The payment of Members had been adopted by the National Liberal Federation of 1891. In 1893 the Liberal government finally announced its conversion to the idea and promised to legislate in due course. "In due course" turned out to be years.
Only after the Osborne Judgement of 1909 – a decision in the House of Lords against trades unions' use of the political levy which rendered their support from Members illegal – was anything finally done about it. But it remained highly controversial.
In 1911, introducing his motion for an annual payment of £400, the chancellor, David Lloyd George, chose not to describe the payments as salary: "It is purely an allowance to enable us to open the door to great and honourable public service."
The scheme's opponents regarded it as an insidious corruption of Parliament.
One complained about the "violation of the principle of gratuitous public service". Payment, wrote another, "attracts the very worst class that a country can be governed by – the caucus-fed professional politicians. Log-rolling and corruption are the inevitable corollary".
The real impact was less lurid. A Conservative MP wrote in 1925 that "we have not yet produced a race of 'professional politicians', partly because the payment is so small, but chiefly because the idea is so abhorrent to our people".
At first covering office and travel costs, as well as living expenses, and eroded in value by wartime inflation, the sum was barely adequate.
After the Second World War, though, the idea that Members of Parliament might treat politics as a full-time job seemed more acceptable, and the pressure for a more appropriate salary grew stronger.
The 1964 Lawrence committee initiated a series of increases in the scope and variety of allowances, and the Top Salaries Review Body report of 1971 recognised that a Member's job could be full-time, and ought to be paid on that basis.
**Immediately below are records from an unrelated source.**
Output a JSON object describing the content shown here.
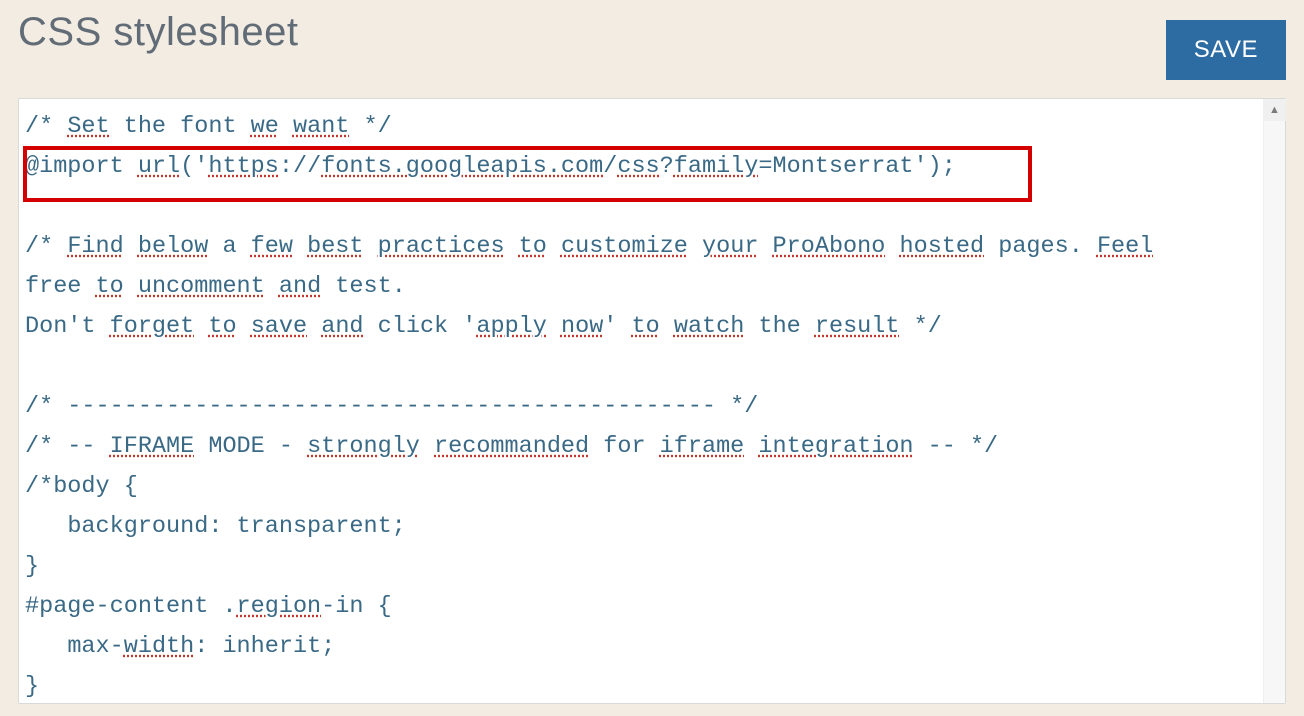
{
  "header": {
    "title": "CSS stylesheet",
    "save_label": "SAVE"
  },
  "code": {
    "line1_a": "/* ",
    "line1_b": "Set",
    "line1_c": " the font ",
    "line1_d": "we",
    "line1_e": " ",
    "line1_f": "want",
    "line1_g": " */",
    "line2_a": "@import ",
    "line2_b": "url",
    "line2_c": "('",
    "line2_d": "https",
    "line2_e": "://",
    "line2_f": "fonts.googleapis.com",
    "line2_g": "/",
    "line2_h": "css",
    "line2_i": "?",
    "line2_j": "family",
    "line2_k": "=Montserrat');",
    "line4_a": "/* ",
    "line4_b": "Find",
    "line4_c": " ",
    "line4_d": "below",
    "line4_e": " a ",
    "line4_f": "few",
    "line4_g": " ",
    "line4_h": "best",
    "line4_i": " ",
    "line4_j": "practices",
    "line4_k": " ",
    "line4_l": "to",
    "line4_m": " ",
    "line4_n": "customize",
    "line4_o": " ",
    "line4_p": "your",
    "line4_q": " ",
    "line4_r": "ProAbono",
    "line4_s": " ",
    "line4_t": "hosted",
    "line4_u": " pages. ",
    "line4_v": "Feel",
    "line5_a": "free ",
    "line5_b": "to",
    "line5_c": " ",
    "line5_d": "uncomment",
    "line5_e": " ",
    "line5_f": "and",
    "line5_g": " test.",
    "line6_a": "Don't ",
    "line6_b": "forget",
    "line6_c": " ",
    "line6_d": "to",
    "line6_e": " ",
    "line6_f": "save",
    "line6_g": " ",
    "line6_h": "and",
    "line6_i": " click '",
    "line6_j": "apply",
    "line6_k": " ",
    "line6_l": "now",
    "line6_m": "' ",
    "line6_n": "to",
    "line6_o": " ",
    "line6_p": "watch",
    "line6_q": " the ",
    "line6_r": "result",
    "line6_s": " */",
    "line8": "/* ---------------------------------------------- */",
    "line9_a": "/* -- ",
    "line9_b": "IFRAME",
    "line9_c": " MODE - ",
    "line9_d": "strongly",
    "line9_e": " ",
    "line9_f": "recommanded",
    "line9_g": " for ",
    "line9_h": "iframe",
    "line9_i": " ",
    "line9_j": "integration",
    "line9_k": " -- */",
    "line10": "/*body {",
    "line11": "   background: transparent;",
    "line12": "}",
    "line13_a": "#page-content .",
    "line13_b": "region",
    "line13_c": "-in {",
    "line14_a": "   max-",
    "line14_b": "width",
    "line14_c": ": inherit;",
    "line15": "}"
  },
  "scroll": {
    "up_glyph": "▲"
  }
}
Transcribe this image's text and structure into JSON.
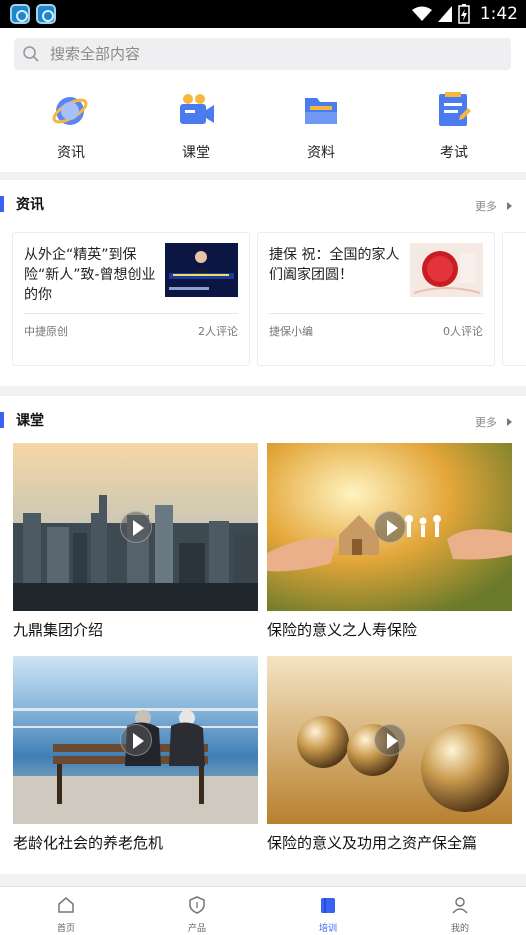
{
  "status_bar": {
    "time": "1:42"
  },
  "search": {
    "placeholder": "搜索全部内容"
  },
  "categories": [
    {
      "label": "资讯",
      "icon": "globe-icon"
    },
    {
      "label": "课堂",
      "icon": "video-camera-icon"
    },
    {
      "label": "资料",
      "icon": "folder-icon"
    },
    {
      "label": "考试",
      "icon": "clipboard-icon"
    }
  ],
  "news": {
    "title": "资讯",
    "more": "更多",
    "cards": [
      {
        "title": "从外企“精英”到保险“新人”致-曾想创业的你",
        "author": "中捷原创",
        "comments": "2人评论"
      },
      {
        "title": "捷保  祝：全国的家人们阖家团圆！",
        "author": "捷保小编",
        "comments": "0人评论"
      }
    ]
  },
  "classroom": {
    "title": "课堂",
    "more": "更多",
    "courses": [
      {
        "title": "九鼎集团介绍"
      },
      {
        "title": "保险的意义之人寿保险"
      },
      {
        "title": "老龄化社会的养老危机"
      },
      {
        "title": "保险的意义及功用之资产保全篇"
      }
    ]
  },
  "tabbar": {
    "items": [
      {
        "label": "首页",
        "icon": "home-icon"
      },
      {
        "label": "产品",
        "icon": "shield-icon"
      },
      {
        "label": "培训",
        "icon": "book-icon"
      },
      {
        "label": "我的",
        "icon": "user-icon"
      }
    ],
    "active": "培训"
  },
  "colors": {
    "accent": "#3a62f5",
    "section_bar": "#3a62f5",
    "icon_blue": "#4a7cf0"
  }
}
With the 1971 report, the modern history of MPs' pay begins.
Paul Seaward is director of the History of Parliament Trust.
This article first appeared in this week's edition of The House Magazine, which is now available.
A longer version of this article will appear in Political Quarterly in January